Declarative API Design in Swift

In my first real job as an iOS developer I built an XML parser and a simple layout engine - both had in common that they had a declarative interface. The parsers was driven by a .plist file that mapped XML elements to Objective-C classes. The layout engine allowed you to describe layouts in an HTML-like language (this was before AutoLayout & CollectionViews existed).

Though neither of these libraries were even close to perfect, they showed me four main advantages of declarative code:


Broken Toolchain Post Mortem

Dependency managers, IDEs, continuous integration, automated tests - all these tools are created to supercharge a developer team’s productivity. While modern development tools are amazing in many ways, they unfortunately also add maintenance burden to a project.

Ask me about migrating our Bitrise & fastlane CI workflows to Xcode 8.

The goal of this post it not to blame any individual party. I’m writing this for the following reasons:

  • share my frustration (if you’re feeling stupid for struggling with tooling, hopefully you won’t anymore after reading this)
  • keep track of the issues I encountered & fixed (always helpful, and I’ll never forget why it took 3 days to fix all CI workflows)
  • reflect on what the causes of complicated tooling are and how they might be fixed in future

I also have a somewhat special relationship to tools.
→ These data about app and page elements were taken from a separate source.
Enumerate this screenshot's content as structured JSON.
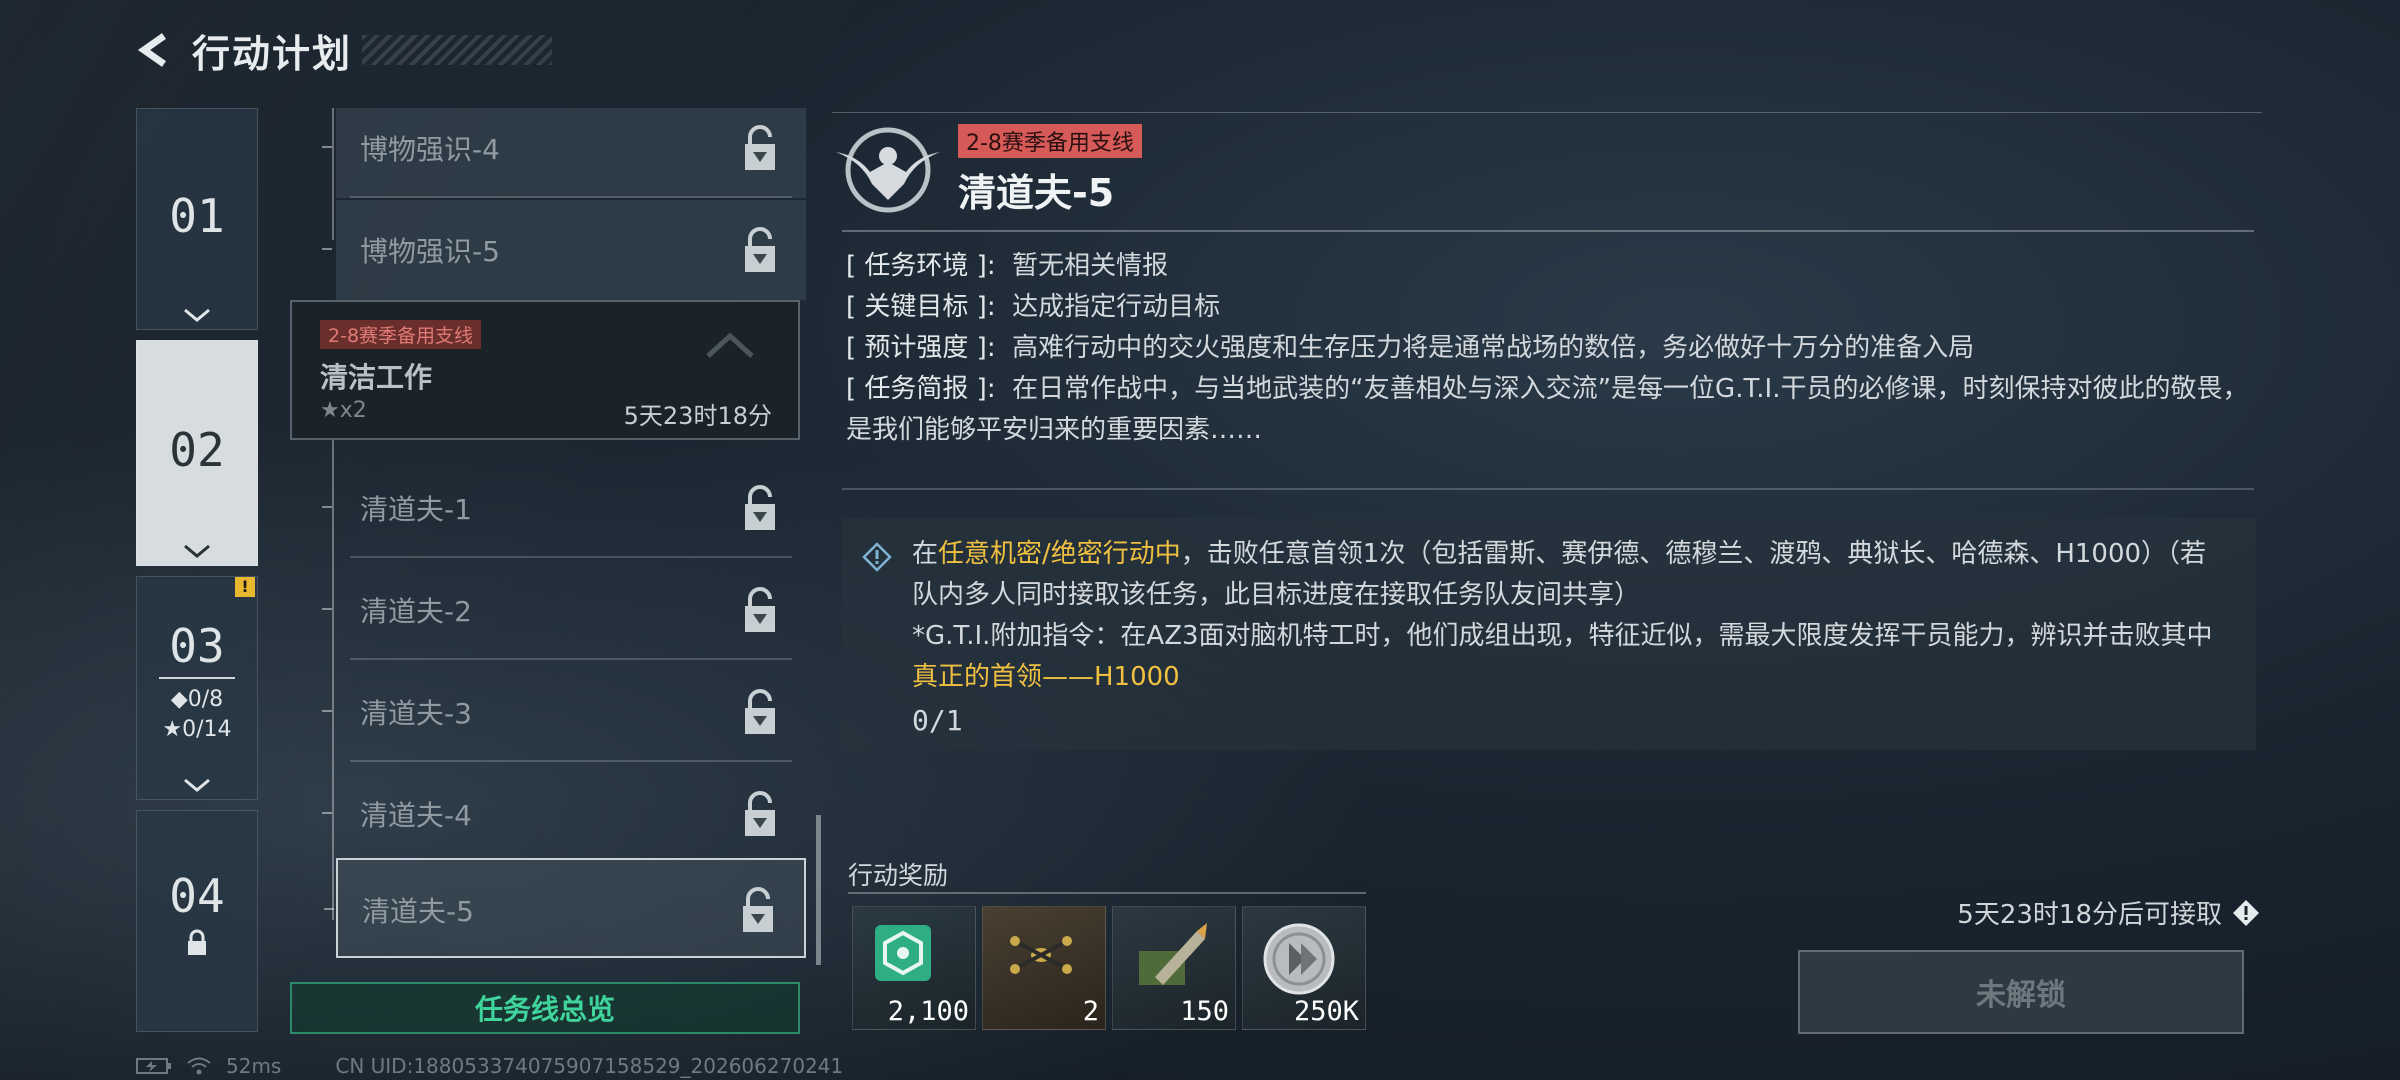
{
  "header": {
    "title": "行动计划"
  },
  "chapters": [
    {
      "num": "01"
    },
    {
      "num": "02"
    },
    {
      "num": "03",
      "diamond": "◆0/8",
      "star": "★0/14",
      "badge": "!"
    },
    {
      "num": "04"
    }
  ],
  "missions_top": [
    {
      "label": "博物强识-4"
    },
    {
      "label": "博物强识-5"
    }
  ],
  "chain": {
    "tag": "2-8赛季备用支线",
    "name": "清洁工作",
    "stars": "★x2",
    "time": "5天23时18分"
  },
  "missions": [
    {
      "label": "清道夫-1"
    },
    {
      "label": "清道夫-2"
    },
    {
      "label": "清道夫-3"
    },
    {
      "label": "清道夫-4"
    },
    {
      "label": "清道夫-5"
    }
  ],
  "overview_btn": "任务线总览",
  "detail": {
    "tag": "2-8赛季备用支线",
    "title": "清道夫-5",
    "env_k": "[ 任务环境 ]:",
    "env_v": "暂无相关情报",
    "goal_k": "[ 关键目标 ]:",
    "goal_v": "达成指定行动目标",
    "intensity_k": "[ 预计强度 ]:",
    "intensity_v": "高难行动中的交火强度和生存压力将是通常战场的数倍，务必做好十万分的准备入局",
    "brief_k": "[ 任务简报 ]:",
    "brief_v": "在日常作战中，与当地武装的“友善相处与深入交流”是每一位G.T.I.干员的必修课，时刻保持对彼此的敬畏，是我们能够平安归来的重要因素……",
    "obj_pre": "在",
    "obj_hl1": "任意机密/绝密行动中",
    "obj_mid": "，击败任意首领1次（包括雷斯、赛伊德、德穆兰、渡鸦、典狱长、哈德森、H1000）（若队内多人同时接取该任务，此目标进度在接取任务队友间共享）",
    "obj_note": "*G.T.I.附加指令：在AZ3面对脑机特工时，他们成组出现，特征近似，需最大限度发挥干员能力，辨识并击败其中",
    "obj_hl2": "真正的首领——H1000",
    "progress": "0/1"
  },
  "rewards": {
    "title": "行动奖励",
    "items": [
      {
        "icon": "badge-icon",
        "count": "2,100"
      },
      {
        "icon": "drone-icon",
        "count": "2"
      },
      {
        "icon": "ammo-icon",
        "count": "150"
      },
      {
        "icon": "coin-icon",
        "count": "250K"
      }
    ]
  },
  "availability": "5天23时18分后可接取",
  "unlock_btn": "未解锁",
  "status": {
    "ping": "52ms",
    "uid": "CN UID:18805337407590715852​9_202606270241"
  },
  "colors": {
    "accent_green": "#3fd49b",
    "tag_red": "#d65a57",
    "highlight": "#f0c040"
  }
}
I remember how, as a student, complicated tooling almost deterred me from a career in software development - “If I can’t even get a J2EE app configured and running, I probably shouldn’t be a software developer”. This post is some form of self-therapy…
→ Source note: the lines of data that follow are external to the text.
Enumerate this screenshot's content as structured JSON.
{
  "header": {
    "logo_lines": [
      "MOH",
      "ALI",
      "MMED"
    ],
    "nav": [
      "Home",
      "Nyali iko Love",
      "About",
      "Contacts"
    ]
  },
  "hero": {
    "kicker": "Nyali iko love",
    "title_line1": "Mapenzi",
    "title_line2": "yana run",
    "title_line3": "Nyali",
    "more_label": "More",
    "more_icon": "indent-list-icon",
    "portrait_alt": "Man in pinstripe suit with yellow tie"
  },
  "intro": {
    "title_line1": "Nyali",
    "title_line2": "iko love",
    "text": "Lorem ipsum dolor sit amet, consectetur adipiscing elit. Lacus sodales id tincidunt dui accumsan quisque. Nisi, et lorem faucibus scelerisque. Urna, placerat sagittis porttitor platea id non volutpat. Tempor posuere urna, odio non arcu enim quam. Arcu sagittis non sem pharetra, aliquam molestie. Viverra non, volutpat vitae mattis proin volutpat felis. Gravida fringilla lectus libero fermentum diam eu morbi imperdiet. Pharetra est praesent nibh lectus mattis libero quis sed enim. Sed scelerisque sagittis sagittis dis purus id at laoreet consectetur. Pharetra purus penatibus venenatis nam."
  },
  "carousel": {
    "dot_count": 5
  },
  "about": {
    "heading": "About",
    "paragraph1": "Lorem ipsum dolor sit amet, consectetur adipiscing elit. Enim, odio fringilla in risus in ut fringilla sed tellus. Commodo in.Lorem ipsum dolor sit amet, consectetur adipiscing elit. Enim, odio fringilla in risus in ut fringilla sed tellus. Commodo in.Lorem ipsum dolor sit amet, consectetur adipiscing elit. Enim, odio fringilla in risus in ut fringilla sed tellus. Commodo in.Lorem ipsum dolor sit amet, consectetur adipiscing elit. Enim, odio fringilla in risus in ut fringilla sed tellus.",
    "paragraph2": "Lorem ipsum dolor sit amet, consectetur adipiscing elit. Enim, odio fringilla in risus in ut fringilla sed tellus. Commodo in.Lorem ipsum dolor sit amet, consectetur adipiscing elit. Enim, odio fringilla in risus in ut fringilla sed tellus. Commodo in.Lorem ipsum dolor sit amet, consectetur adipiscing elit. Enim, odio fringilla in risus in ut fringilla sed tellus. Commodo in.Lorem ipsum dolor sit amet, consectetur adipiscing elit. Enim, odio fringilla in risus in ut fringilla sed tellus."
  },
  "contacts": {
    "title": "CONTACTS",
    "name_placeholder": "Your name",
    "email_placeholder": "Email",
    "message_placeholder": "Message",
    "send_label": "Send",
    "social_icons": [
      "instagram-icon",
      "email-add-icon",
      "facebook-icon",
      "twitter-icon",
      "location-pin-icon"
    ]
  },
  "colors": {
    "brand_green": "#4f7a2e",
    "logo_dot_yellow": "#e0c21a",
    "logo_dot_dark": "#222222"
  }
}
Bridging Existentials & Generics in Swift 2

We are back to another episode of discussing generics, protocols with associated types and some type system limitations in Swift 2. This time we will dive into an interesting workaround that the infamous jckarter has taught me. We will also discuss how this workaround might become unnecessary through enhanced existential support in future Swift versions. But what are existentials anyway?


Real World Flux Architecture on iOS

About half a year ago we started adopting the Flux architecture in the PlanGrid iOS app. This post will discuss our motivation for transitioning from traditional MVC to Flux and will share the experience we have gathered so far.

I’m attempting to describe large parts of our Flux implementation by discussing code that is in production today. If you’re only interested in the high level conclusion you can skip the middle part of this post.


GCD's Main Queue vs. Main Thread

The correct way to ensure that code runs on the main thread / main queue is a recurring issue that causes some confusion among Cocoa developers. The topic came up again this week as part of an issue with ReactiveCocoa and MapKit:


Beware the UIKit Visitors!

Investigating the Cause of Quadratic Time Complexity When Adding Subviews in UIKit

Yesterday Two weeks ago we identified a performance regression in the PlanGrid app, when entering a view that dynamically adds a large amount of subviews.

I started this blog post back then, but was recently motivated to finish it quickly by seeing other developers running into this issue as well:


Decoding Heterogeneous Collections in Swift

The problem of decoding Swift types from an outside data source, such as JSON, has been mostly solved. Since Swift’s release we’ve seen more than a dozen popular JSON mapping libraries pop up.

However, most of the libraries I’ve seen so far deal with decoding individual types, not entire collections of heterogeneous types.


Compile Time vs. Run Time Type Checking in Swift

At some point, when learning how to use Swift’s type system, it is important to understand that Swift (like many other languages) has two different forms of type checking: static and dynamic. Today I want to briefly discuss the difference between them and why headaches might arise when we try to combine them.